_What is expected_
With the pictures excluded, retype the records that follow exactly.

Items from a data source:
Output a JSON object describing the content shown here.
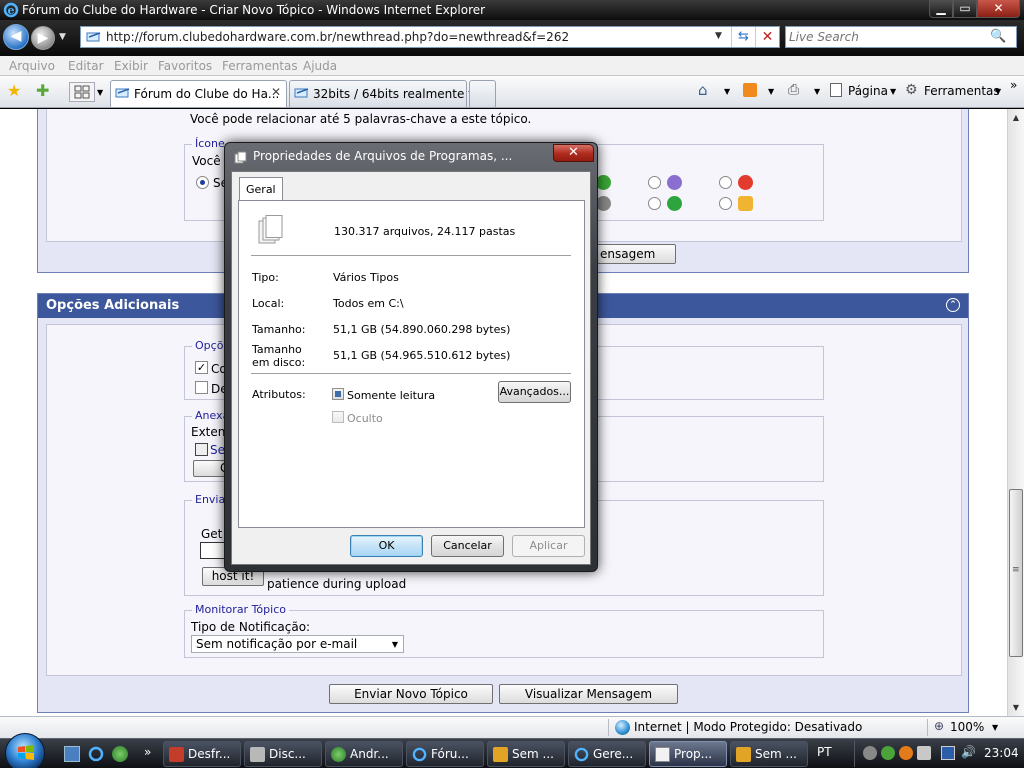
{
  "window": {
    "title": "Fórum do Clube do Hardware - Criar Novo Tópico - Windows Internet Explorer",
    "minimize": "▁",
    "maximize": "▭",
    "close": "✕"
  },
  "address": {
    "url": "http://forum.clubedohardware.com.br/newthread.php?do=newthread&f=262",
    "search_placeholder": "Live Search"
  },
  "menu": [
    "Arquivo",
    "Editar",
    "Exibir",
    "Favoritos",
    "Ferramentas",
    "Ajuda"
  ],
  "tabs": [
    {
      "label": "Fórum do Clube do Ha...",
      "active": true,
      "close": "✕"
    },
    {
      "label": "32bits / 64bits realmente t...",
      "active": false
    }
  ],
  "commands": {
    "page": "Página",
    "tools": "Ferramentas",
    "more": "»"
  },
  "page": {
    "keywords_hint": "Você pode relacionar até 5 palavras-chave a este tópico.",
    "icons_legend": "Ícone",
    "icons_hint": "Você",
    "icons_radio_label": "Se",
    "preview_button_fragment": "ensagem",
    "options_panel_title": "Opções Adicionais",
    "options_legend": "Opçõ",
    "options_chk1_label": "Co",
    "options_chk2_label": "De",
    "attach_legend": "Anexa",
    "attach_ext": "Exten",
    "attach_link": "Se",
    "attach_btn_fragment": "G",
    "send_legend": "Envia",
    "send_get": "Get",
    "host_button": "host it!",
    "patience_text": "patience during upload",
    "monitor_legend": "Monitorar Tópico",
    "notification_label": "Tipo de Notificação:",
    "notification_value": "Sem notificação por e-mail",
    "submit_button": "Enviar Novo Tópico",
    "preview_button": "Visualizar Mensagem"
  },
  "dialog": {
    "title": "Propriedades de Arquivos de Programas, ...",
    "close": "✕",
    "tab": "Geral",
    "summary": "130.317 arquivos, 24.117 pastas",
    "rows": [
      {
        "label": "Tipo:",
        "value": "Vários Tipos"
      },
      {
        "label": "Local:",
        "value": "Todos em C:\\"
      },
      {
        "label": "Tamanho:",
        "value": "51,1 GB (54.890.060.298 bytes)"
      },
      {
        "label": "Tamanho\nem disco:",
        "value": "51,1 GB (54.965.510.612 bytes)"
      }
    ],
    "attributes_label": "Atributos:",
    "readonly_label": "Somente leitura",
    "hidden_label": "Oculto",
    "advanced_button": "Avançados...",
    "ok": "OK",
    "cancel": "Cancelar",
    "apply": "Aplicar"
  },
  "status": {
    "zone": "Internet | Modo Protegido: Desativado",
    "zoom": "100%"
  },
  "taskbar": {
    "tasks": [
      {
        "label": "Desfr...",
        "icon": "defrag-icon",
        "active": false
      },
      {
        "label": "Disc...",
        "icon": "disk-cleanup-icon",
        "active": false
      },
      {
        "label": "Andr...",
        "icon": "messenger-icon",
        "active": false
      },
      {
        "label": "Fóru...",
        "icon": "ie-icon",
        "active": false
      },
      {
        "label": "Sem ...",
        "icon": "winamp-icon",
        "active": false
      },
      {
        "label": "Gere...",
        "icon": "ie-icon",
        "active": false
      },
      {
        "label": "Prop...",
        "icon": "properties-icon",
        "active": true
      },
      {
        "label": "Sem ...",
        "icon": "winamp-icon",
        "active": false
      }
    ],
    "lang": "PT",
    "clock": "23:04",
    "more": "»"
  },
  "colors": {
    "panel_header": "#3d579c",
    "panel_bg": "#e4e6f6",
    "legend_text": "#22229c",
    "dialog_frame": "#2d3035",
    "dialog_close": "#b02a1e"
  }
}
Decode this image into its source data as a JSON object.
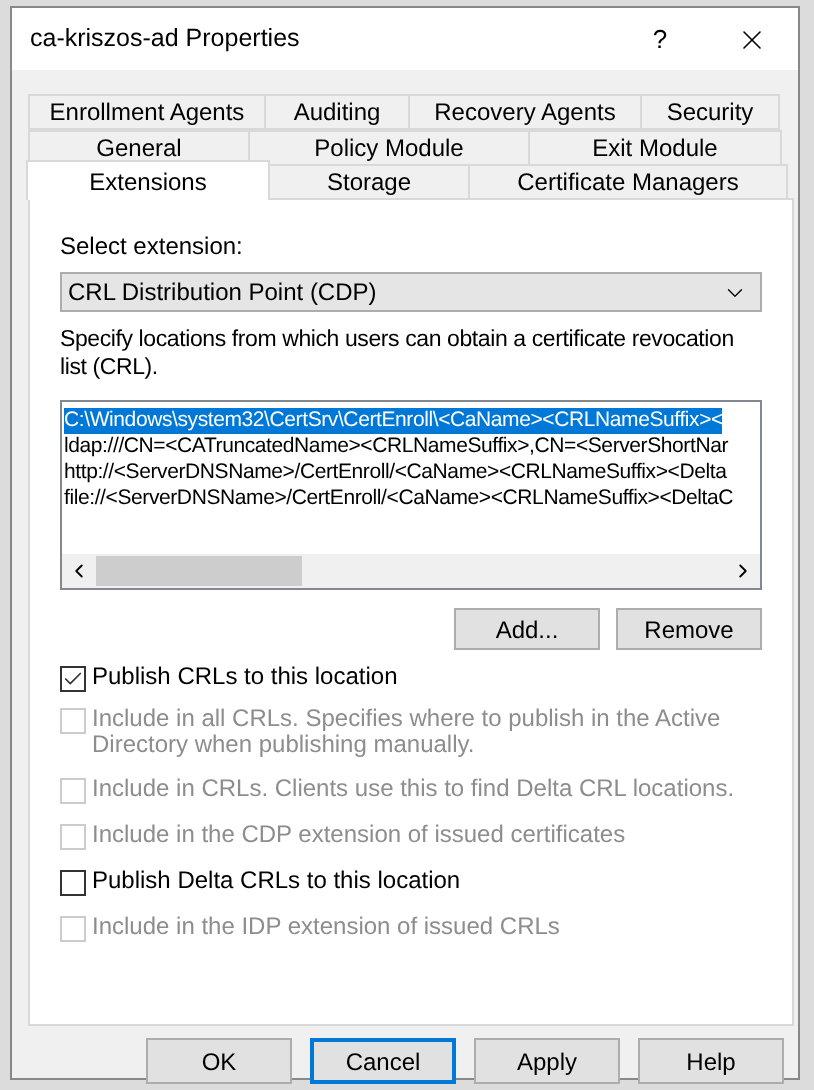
{
  "window": {
    "title": "ca-kriszos-ad Properties",
    "help_button": "?"
  },
  "tab_rows": [
    [
      {
        "label": "Enrollment Agents",
        "selected": false
      },
      {
        "label": "Auditing",
        "selected": false
      },
      {
        "label": "Recovery Agents",
        "selected": false
      },
      {
        "label": "Security",
        "selected": false
      }
    ],
    [
      {
        "label": "General",
        "selected": false
      },
      {
        "label": "Policy Module",
        "selected": false
      },
      {
        "label": "Exit Module",
        "selected": false
      }
    ],
    [
      {
        "label": "Extensions",
        "selected": true
      },
      {
        "label": "Storage",
        "selected": false
      },
      {
        "label": "Certificate Managers",
        "selected": false
      }
    ]
  ],
  "extension_select": {
    "label": "Select extension:",
    "value": "CRL Distribution Point (CDP)"
  },
  "locations": {
    "description": "Specify locations from which users can obtain a certificate revocation list (CRL).",
    "items": [
      {
        "text": "C:\\Windows\\system32\\CertSrv\\CertEnroll\\<CaName><CRLNameSuffix><",
        "selected": true
      },
      {
        "text": "ldap:///CN=<CATruncatedName><CRLNameSuffix>,CN=<ServerShortNar",
        "selected": false
      },
      {
        "text": "http://<ServerDNSName>/CertEnroll/<CaName><CRLNameSuffix><Delta",
        "selected": false
      },
      {
        "text": "file://<ServerDNSName>/CertEnroll/<CaName><CRLNameSuffix><DeltaC",
        "selected": false
      }
    ]
  },
  "location_buttons": [
    "Add...",
    "Remove"
  ],
  "options": [
    {
      "label": "Publish CRLs to this location",
      "checked": true,
      "disabled": false
    },
    {
      "label": "Include in all CRLs. Specifies where to publish in the Active Directory when publishing manually.",
      "checked": false,
      "disabled": true
    },
    {
      "label": "Include in CRLs. Clients use this to find Delta CRL locations.",
      "checked": false,
      "disabled": true
    },
    {
      "label": "Include in the CDP extension of issued certificates",
      "checked": false,
      "disabled": true
    },
    {
      "label": "Publish Delta CRLs to this location",
      "checked": false,
      "disabled": false
    },
    {
      "label": "Include in the IDP extension of issued CRLs",
      "checked": false,
      "disabled": true
    }
  ],
  "buttons": [
    {
      "label": "OK",
      "focused": false
    },
    {
      "label": "Cancel",
      "focused": true
    },
    {
      "label": "Apply",
      "focused": false
    },
    {
      "label": "Help",
      "focused": false
    }
  ]
}
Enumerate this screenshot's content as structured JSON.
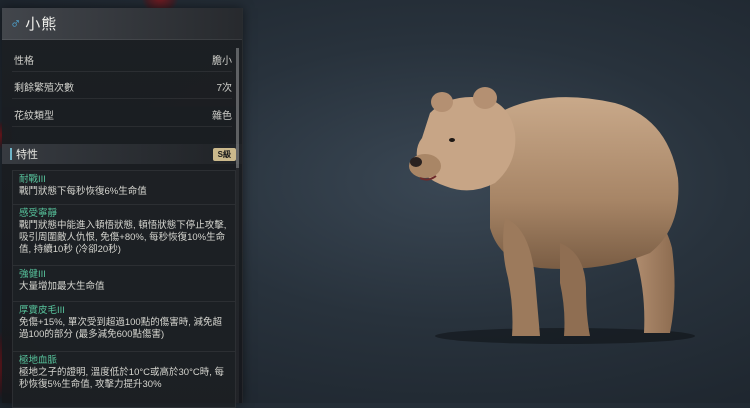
{
  "panel": {
    "title": "小熊",
    "gender_icon": "male-icon",
    "attributes": [
      {
        "label": "性格",
        "value": "膽小"
      },
      {
        "label": "剩餘繁殖次數",
        "value": "7次"
      },
      {
        "label": "花紋類型",
        "value": "雜色"
      }
    ],
    "traits_section": {
      "title": "特性",
      "grade": "S級"
    },
    "traits": [
      {
        "name": "耐戰III",
        "desc": "戰鬥狀態下每秒恢復6%生命值"
      },
      {
        "name": "感受寧靜",
        "desc": "戰鬥狀態中能進入頓悟狀態, 頓悟狀態下停止攻擊, 吸引周圍敵人仇恨, 免傷+80%, 每秒恢復10%生命值, 持續10秒 (冷卻20秒)"
      },
      {
        "name": "強健III",
        "desc": "大量增加最大生命值"
      },
      {
        "name": "厚實皮毛III",
        "desc": "免傷+15%, 單次受到超過100點的傷害時, 減免超過100的部分 (最多減免600點傷害)"
      },
      {
        "name": "極地血脈",
        "desc": "極地之子的證明, 溫度低於10°C或高於30°C時, 每秒恢復5%生命值, 攻擊力提升30%"
      }
    ]
  },
  "colors": {
    "trait_name": "#57c39c",
    "gender": "#4fb3e6",
    "grade_badge": "#cbb98c"
  }
}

_Your response_
Output a JSON object describing the content shown here.
{
  "window": {
    "title": "Fórum do Clube do Hardware - Criar Novo Tópico - Windows Internet Explorer",
    "minimize": "▁",
    "maximize": "▭",
    "close": "✕"
  },
  "address": {
    "url": "http://forum.clubedohardware.com.br/newthread.php?do=newthread&f=262",
    "search_placeholder": "Live Search"
  },
  "menu": [
    "Arquivo",
    "Editar",
    "Exibir",
    "Favoritos",
    "Ferramentas",
    "Ajuda"
  ],
  "tabs": [
    {
      "label": "Fórum do Clube do Ha...",
      "active": true,
      "close": "✕"
    },
    {
      "label": "32bits / 64bits realmente t...",
      "active": false
    }
  ],
  "commands": {
    "page": "Página",
    "tools": "Ferramentas",
    "more": "»"
  },
  "page": {
    "keywords_hint": "Você pode relacionar até 5 palavras-chave a este tópico.",
    "icons_legend": "Ícone",
    "icons_hint": "Você",
    "icons_radio_label": "Se",
    "preview_button_fragment": "ensagem",
    "options_panel_title": "Opções Adicionais",
    "options_legend": "Opçõ",
    "options_chk1_label": "Co",
    "options_chk2_label": "De",
    "attach_legend": "Anexa",
    "attach_ext": "Exten",
    "attach_link": "Se",
    "attach_btn_fragment": "G",
    "send_legend": "Envia",
    "send_get": "Get",
    "host_button": "host it!",
    "patience_text": "patience during upload",
    "monitor_legend": "Monitorar Tópico",
    "notification_label": "Tipo de Notificação:",
    "notification_value": "Sem notificação por e-mail",
    "submit_button": "Enviar Novo Tópico",
    "preview_button": "Visualizar Mensagem"
  },
  "dialog": {
    "title": "Propriedades de Arquivos de Programas, ...",
    "close": "✕",
    "tab": "Geral",
    "summary": "130.317 arquivos, 24.117 pastas",
    "rows": [
      {
        "label": "Tipo:",
        "value": "Vários Tipos"
      },
      {
        "label": "Local:",
        "value": "Todos em C:\\"
      },
      {
        "label": "Tamanho:",
        "value": "51,1 GB (54.890.060.298 bytes)"
      },
      {
        "label": "Tamanho\nem disco:",
        "value": "51,1 GB (54.965.510.612 bytes)"
      }
    ],
    "attributes_label": "Atributos:",
    "readonly_label": "Somente leitura",
    "hidden_label": "Oculto",
    "advanced_button": "Avançados...",
    "ok": "OK",
    "cancel": "Cancelar",
    "apply": "Aplicar"
  },
  "status": {
    "zone": "Internet | Modo Protegido: Desativado",
    "zoom": "100%"
  },
  "taskbar": {
    "tasks": [
      {
        "label": "Desfr...",
        "icon": "defrag-icon",
        "active": false
      },
      {
        "label": "Disc...",
        "icon": "disk-cleanup-icon",
        "active": false
      },
      {
        "label": "Andr...",
        "icon": "messenger-icon",
        "active": false
      },
      {
        "label": "Fóru...",
        "icon": "ie-icon",
        "active": false
      },
      {
        "label": "Sem ...",
        "icon": "winamp-icon",
        "active": false
      },
      {
        "label": "Gere...",
        "icon": "ie-icon",
        "active": false
      },
      {
        "label": "Prop...",
        "icon": "properties-icon",
        "active": true
      },
      {
        "label": "Sem ...",
        "icon": "winamp-icon",
        "active": false
      }
    ],
    "lang": "PT",
    "clock": "23:04",
    "more": "»"
  },
  "colors": {
    "panel_header": "#3d579c",
    "panel_bg": "#e4e6f6",
    "legend_text": "#22229c",
    "dialog_frame": "#2d3035",
    "dialog_close": "#b02a1e"
  }
}
Decode this image into its source data as a JSON object.
{
  "window": {
    "title": "ca-kriszos-ad Properties",
    "help_button": "?"
  },
  "tab_rows": [
    [
      {
        "label": "Enrollment Agents",
        "selected": false
      },
      {
        "label": "Auditing",
        "selected": false
      },
      {
        "label": "Recovery Agents",
        "selected": false
      },
      {
        "label": "Security",
        "selected": false
      }
    ],
    [
      {
        "label": "General",
        "selected": false
      },
      {
        "label": "Policy Module",
        "selected": false
      },
      {
        "label": "Exit Module",
        "selected": false
      }
    ],
    [
      {
        "label": "Extensions",
        "selected": true
      },
      {
        "label": "Storage",
        "selected": false
      },
      {
        "label": "Certificate Managers",
        "selected": false
      }
    ]
  ],
  "extension_select": {
    "label": "Select extension:",
    "value": "CRL Distribution Point (CDP)"
  },
  "locations": {
    "description": "Specify locations from which users can obtain a certificate revocation list (CRL).",
    "items": [
      {
        "text": "C:\\Windows\\system32\\CertSrv\\CertEnroll\\<CaName><CRLNameSuffix><",
        "selected": true
      },
      {
        "text": "ldap:///CN=<CATruncatedName><CRLNameSuffix>,CN=<ServerShortNar",
        "selected": false
      },
      {
        "text": "http://<ServerDNSName>/CertEnroll/<CaName><CRLNameSuffix><Delta",
        "selected": false
      },
      {
        "text": "file://<ServerDNSName>/CertEnroll/<CaName><CRLNameSuffix><DeltaC",
        "selected": false
      }
    ]
  },
  "location_buttons": [
    "Add...",
    "Remove"
  ],
  "options": [
    {
      "label": "Publish CRLs to this location",
      "checked": true,
      "disabled": false
    },
    {
      "label": "Include in all CRLs. Specifies where to publish in the Active Directory when publishing manually.",
      "checked": false,
      "disabled": true
    },
    {
      "label": "Include in CRLs. Clients use this to find Delta CRL locations.",
      "checked": false,
      "disabled": true
    },
    {
      "label": "Include in the CDP extension of issued certificates",
      "checked": false,
      "disabled": true
    },
    {
      "label": "Publish Delta CRLs to this location",
      "checked": false,
      "disabled": false
    },
    {
      "label": "Include in the IDP extension of issued CRLs",
      "checked": false,
      "disabled": true
    }
  ],
  "buttons": [
    {
      "label": "OK",
      "focused": false
    },
    {
      "label": "Cancel",
      "focused": true
    },
    {
      "label": "Apply",
      "focused": false
    },
    {
      "label": "Help",
      "focused": false
    }
  ]
}
Enumerate this screenshot's content as structured JSON.
{
  "panel": {
    "title": "小熊",
    "gender_icon": "male-icon",
    "attributes": [
      {
        "label": "性格",
        "value": "膽小"
      },
      {
        "label": "剩餘繁殖次數",
        "value": "7次"
      },
      {
        "label": "花紋類型",
        "value": "雜色"
      }
    ],
    "traits_section": {
      "title": "特性",
      "grade": "S級"
    },
    "traits": [
      {
        "name": "耐戰III",
        "desc": "戰鬥狀態下每秒恢復6%生命值"
      },
      {
        "name": "感受寧靜",
        "desc": "戰鬥狀態中能進入頓悟狀態, 頓悟狀態下停止攻擊, 吸引周圍敵人仇恨, 免傷+80%, 每秒恢復10%生命值, 持續10秒 (冷卻20秒)"
      },
      {
        "name": "強健III",
        "desc": "大量增加最大生命值"
      },
      {
        "name": "厚實皮毛III",
        "desc": "免傷+15%, 單次受到超過100點的傷害時, 減免超過100的部分 (最多減免600點傷害)"
      },
      {
        "name": "極地血脈",
        "desc": "極地之子的證明, 溫度低於10°C或高於30°C時, 每秒恢復5%生命值, 攻擊力提升30%"
      }
    ]
  },
  "colors": {
    "trait_name": "#57c39c",
    "gender": "#4fb3e6",
    "grade_badge": "#cbb98c"
  }
}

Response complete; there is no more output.